When a line of the entries below contains "recipes", it counts once; state how many such lines there are and nothing else.

- DATA TO USE
————————

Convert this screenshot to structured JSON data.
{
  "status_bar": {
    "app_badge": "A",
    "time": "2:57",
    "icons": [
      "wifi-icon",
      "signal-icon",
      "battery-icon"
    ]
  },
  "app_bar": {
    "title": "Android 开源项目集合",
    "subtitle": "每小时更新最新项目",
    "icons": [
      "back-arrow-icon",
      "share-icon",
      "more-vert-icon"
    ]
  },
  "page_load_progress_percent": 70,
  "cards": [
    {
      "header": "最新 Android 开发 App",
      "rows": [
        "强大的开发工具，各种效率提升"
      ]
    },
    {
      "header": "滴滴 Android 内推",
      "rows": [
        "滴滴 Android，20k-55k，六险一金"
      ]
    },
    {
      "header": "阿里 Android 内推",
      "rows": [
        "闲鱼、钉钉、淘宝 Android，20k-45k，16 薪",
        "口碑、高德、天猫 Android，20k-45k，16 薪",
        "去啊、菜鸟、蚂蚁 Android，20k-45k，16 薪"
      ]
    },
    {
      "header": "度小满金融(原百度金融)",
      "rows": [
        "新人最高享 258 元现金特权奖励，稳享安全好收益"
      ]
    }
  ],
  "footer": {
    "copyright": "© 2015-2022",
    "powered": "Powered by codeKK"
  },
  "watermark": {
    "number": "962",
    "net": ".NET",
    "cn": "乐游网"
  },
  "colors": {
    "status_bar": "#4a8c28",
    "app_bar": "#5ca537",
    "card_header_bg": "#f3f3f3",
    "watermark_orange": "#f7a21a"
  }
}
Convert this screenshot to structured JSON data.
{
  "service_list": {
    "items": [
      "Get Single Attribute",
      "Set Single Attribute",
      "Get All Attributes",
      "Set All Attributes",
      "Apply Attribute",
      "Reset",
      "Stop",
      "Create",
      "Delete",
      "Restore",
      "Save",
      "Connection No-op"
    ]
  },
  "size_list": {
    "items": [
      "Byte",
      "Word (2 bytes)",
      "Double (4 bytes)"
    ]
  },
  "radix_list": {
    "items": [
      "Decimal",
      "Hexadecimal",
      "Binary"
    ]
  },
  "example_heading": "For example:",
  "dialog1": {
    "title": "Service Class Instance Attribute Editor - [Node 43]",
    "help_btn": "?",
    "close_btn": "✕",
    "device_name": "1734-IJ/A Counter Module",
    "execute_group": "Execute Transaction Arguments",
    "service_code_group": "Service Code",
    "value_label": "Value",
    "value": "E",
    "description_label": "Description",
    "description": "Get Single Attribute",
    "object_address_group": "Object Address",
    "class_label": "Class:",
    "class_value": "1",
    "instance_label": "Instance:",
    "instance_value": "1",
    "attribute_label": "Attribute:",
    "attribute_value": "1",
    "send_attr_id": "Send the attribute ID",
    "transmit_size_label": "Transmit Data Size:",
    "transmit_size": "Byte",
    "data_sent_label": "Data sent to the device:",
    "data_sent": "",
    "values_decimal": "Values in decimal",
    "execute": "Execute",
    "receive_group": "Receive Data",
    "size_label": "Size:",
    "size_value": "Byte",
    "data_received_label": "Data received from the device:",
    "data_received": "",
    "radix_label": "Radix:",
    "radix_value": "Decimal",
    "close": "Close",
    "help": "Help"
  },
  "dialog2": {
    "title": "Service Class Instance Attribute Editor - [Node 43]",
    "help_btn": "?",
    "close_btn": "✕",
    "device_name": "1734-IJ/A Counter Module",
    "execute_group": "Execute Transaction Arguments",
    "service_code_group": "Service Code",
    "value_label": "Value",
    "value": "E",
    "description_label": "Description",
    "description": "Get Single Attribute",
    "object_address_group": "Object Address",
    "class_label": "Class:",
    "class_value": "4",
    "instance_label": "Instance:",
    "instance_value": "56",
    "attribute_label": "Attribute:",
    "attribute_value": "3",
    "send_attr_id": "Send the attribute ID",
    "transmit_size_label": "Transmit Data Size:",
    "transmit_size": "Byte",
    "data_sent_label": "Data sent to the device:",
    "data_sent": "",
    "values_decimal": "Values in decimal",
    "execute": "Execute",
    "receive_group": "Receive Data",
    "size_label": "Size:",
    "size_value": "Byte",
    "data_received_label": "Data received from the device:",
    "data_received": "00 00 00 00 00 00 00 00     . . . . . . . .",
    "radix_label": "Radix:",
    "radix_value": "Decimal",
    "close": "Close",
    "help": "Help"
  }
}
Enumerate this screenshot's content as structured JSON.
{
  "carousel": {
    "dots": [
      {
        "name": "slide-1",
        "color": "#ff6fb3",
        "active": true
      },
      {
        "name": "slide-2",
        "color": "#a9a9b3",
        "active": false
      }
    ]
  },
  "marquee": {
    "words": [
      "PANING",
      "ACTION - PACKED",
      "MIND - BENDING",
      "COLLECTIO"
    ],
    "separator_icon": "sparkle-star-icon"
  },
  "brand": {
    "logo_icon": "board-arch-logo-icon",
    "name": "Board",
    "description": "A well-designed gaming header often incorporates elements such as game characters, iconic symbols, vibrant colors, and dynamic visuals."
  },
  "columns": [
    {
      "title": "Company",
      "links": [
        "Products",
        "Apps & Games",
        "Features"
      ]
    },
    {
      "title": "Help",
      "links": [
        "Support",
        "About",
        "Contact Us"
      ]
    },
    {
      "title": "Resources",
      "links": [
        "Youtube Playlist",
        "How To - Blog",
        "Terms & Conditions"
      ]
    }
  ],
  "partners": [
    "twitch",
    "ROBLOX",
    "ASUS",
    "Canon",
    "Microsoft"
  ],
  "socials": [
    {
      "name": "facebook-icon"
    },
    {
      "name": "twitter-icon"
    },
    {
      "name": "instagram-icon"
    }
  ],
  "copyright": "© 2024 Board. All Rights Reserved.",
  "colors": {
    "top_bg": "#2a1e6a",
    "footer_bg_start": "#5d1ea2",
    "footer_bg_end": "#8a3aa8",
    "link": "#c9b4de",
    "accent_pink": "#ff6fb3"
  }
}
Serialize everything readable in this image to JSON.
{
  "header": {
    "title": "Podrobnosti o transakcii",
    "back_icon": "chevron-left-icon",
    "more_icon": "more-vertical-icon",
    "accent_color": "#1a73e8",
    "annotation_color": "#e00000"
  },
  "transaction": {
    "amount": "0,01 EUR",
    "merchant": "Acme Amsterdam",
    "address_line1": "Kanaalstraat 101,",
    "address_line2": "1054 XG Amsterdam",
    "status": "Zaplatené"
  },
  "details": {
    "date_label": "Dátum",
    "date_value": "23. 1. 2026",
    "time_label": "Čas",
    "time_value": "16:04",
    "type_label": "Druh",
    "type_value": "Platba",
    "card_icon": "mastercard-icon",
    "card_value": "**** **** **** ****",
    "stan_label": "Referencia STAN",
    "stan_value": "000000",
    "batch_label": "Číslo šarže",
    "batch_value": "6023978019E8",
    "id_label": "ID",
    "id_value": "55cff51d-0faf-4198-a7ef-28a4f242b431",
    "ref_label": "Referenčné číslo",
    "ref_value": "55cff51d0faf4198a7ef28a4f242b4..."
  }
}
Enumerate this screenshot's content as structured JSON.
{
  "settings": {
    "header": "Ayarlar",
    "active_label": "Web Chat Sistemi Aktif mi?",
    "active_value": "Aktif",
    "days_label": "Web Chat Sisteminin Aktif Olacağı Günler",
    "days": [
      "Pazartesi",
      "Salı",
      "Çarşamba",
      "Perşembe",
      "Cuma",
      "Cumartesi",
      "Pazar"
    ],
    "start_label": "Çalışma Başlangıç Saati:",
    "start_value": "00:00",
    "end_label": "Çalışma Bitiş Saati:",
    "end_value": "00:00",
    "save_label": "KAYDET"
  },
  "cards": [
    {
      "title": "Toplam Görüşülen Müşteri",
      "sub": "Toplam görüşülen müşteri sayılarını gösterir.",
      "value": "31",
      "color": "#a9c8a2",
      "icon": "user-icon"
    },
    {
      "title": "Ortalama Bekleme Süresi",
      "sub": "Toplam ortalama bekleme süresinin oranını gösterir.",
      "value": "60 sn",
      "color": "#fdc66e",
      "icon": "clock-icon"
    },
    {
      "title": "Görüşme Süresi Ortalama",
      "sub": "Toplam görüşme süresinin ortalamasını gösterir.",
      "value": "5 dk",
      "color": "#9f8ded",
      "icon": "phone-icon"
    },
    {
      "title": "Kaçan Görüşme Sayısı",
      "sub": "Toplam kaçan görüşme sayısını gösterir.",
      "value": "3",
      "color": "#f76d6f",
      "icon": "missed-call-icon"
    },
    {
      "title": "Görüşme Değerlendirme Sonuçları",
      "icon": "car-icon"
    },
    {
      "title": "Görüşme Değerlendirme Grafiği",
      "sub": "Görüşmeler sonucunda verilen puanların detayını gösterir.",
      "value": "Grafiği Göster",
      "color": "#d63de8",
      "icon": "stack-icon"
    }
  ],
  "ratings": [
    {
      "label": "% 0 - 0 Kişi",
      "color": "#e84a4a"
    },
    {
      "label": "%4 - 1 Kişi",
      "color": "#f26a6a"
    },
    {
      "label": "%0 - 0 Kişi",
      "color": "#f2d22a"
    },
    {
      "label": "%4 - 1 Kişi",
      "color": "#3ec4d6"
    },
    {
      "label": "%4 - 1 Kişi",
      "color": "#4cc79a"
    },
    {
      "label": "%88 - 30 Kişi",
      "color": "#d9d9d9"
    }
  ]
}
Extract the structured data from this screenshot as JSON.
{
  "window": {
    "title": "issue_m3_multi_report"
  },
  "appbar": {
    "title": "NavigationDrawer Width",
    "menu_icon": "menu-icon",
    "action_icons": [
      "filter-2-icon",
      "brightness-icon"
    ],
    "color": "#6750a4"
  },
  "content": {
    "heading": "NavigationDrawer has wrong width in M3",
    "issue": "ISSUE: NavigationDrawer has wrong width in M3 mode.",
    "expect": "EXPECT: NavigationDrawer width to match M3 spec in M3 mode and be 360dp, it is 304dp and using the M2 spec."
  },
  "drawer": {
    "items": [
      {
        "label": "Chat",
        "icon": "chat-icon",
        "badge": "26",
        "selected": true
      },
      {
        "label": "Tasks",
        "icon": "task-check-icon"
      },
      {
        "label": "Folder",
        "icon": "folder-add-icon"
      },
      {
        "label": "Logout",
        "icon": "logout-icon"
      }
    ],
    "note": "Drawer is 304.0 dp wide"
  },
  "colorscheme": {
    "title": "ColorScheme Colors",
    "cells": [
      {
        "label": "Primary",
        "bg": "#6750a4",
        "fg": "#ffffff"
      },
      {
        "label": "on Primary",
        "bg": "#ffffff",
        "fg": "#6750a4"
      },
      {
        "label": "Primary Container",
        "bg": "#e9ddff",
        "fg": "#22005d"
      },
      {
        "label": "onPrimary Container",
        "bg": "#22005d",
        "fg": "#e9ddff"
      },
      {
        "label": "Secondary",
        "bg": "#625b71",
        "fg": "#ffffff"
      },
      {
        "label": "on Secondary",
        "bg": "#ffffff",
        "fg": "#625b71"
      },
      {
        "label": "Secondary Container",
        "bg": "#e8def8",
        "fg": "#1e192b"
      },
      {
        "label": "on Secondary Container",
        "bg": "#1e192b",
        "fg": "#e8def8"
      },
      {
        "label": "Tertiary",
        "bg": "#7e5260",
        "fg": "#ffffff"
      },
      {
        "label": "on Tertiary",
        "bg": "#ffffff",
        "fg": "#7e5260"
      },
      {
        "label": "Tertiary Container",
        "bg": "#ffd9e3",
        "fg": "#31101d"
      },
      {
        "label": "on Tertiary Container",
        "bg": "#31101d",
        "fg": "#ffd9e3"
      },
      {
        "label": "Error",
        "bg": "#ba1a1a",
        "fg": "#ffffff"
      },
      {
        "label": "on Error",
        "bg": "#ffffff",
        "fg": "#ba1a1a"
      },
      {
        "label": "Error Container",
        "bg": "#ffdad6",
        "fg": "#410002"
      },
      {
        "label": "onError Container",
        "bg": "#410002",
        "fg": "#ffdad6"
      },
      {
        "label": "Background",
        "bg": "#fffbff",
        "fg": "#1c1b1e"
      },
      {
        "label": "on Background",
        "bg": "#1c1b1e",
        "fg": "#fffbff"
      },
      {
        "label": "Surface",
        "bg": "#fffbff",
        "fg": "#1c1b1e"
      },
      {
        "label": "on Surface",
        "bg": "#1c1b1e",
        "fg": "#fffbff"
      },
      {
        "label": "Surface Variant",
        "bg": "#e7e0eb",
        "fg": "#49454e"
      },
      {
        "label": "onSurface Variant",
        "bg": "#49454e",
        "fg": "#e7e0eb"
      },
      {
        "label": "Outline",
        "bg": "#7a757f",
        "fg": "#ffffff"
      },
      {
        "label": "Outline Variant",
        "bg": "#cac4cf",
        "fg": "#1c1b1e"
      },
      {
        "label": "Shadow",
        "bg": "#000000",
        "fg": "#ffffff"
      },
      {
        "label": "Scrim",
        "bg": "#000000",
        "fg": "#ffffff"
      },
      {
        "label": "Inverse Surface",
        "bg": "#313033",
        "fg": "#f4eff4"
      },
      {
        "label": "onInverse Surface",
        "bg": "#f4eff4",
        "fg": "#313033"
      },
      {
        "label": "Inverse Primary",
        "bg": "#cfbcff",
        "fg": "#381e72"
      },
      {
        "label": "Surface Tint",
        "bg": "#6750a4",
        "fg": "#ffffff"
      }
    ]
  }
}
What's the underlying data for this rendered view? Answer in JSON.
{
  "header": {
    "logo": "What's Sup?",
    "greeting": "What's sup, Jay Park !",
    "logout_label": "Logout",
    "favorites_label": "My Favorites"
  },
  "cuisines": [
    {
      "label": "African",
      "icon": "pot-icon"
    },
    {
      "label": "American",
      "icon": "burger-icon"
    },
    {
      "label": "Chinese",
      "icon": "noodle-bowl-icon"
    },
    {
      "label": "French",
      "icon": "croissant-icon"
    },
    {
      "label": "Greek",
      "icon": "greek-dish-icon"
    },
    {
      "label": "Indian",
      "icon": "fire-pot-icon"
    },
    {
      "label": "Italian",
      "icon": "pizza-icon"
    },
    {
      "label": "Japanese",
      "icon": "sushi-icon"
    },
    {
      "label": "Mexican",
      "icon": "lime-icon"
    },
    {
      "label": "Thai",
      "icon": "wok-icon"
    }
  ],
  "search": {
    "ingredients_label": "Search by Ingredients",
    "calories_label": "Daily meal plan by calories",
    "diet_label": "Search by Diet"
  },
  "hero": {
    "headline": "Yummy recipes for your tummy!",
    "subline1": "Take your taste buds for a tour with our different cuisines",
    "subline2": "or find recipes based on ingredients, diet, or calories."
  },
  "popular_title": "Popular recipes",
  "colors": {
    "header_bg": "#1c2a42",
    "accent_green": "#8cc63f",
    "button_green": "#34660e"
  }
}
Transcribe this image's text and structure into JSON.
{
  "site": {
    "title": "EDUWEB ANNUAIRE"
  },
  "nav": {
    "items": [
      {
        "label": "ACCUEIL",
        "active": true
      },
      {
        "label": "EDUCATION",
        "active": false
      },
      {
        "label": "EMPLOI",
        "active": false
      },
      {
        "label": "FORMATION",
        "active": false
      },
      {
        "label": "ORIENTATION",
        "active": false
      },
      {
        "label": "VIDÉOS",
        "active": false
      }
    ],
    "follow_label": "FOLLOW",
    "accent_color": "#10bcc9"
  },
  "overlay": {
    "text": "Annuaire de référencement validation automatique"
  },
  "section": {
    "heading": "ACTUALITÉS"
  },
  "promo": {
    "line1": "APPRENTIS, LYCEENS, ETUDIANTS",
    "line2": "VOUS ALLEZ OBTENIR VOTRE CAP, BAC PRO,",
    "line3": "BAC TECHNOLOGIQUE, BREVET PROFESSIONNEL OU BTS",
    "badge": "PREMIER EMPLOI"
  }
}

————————

- SOLUTION TO THIS TASK
3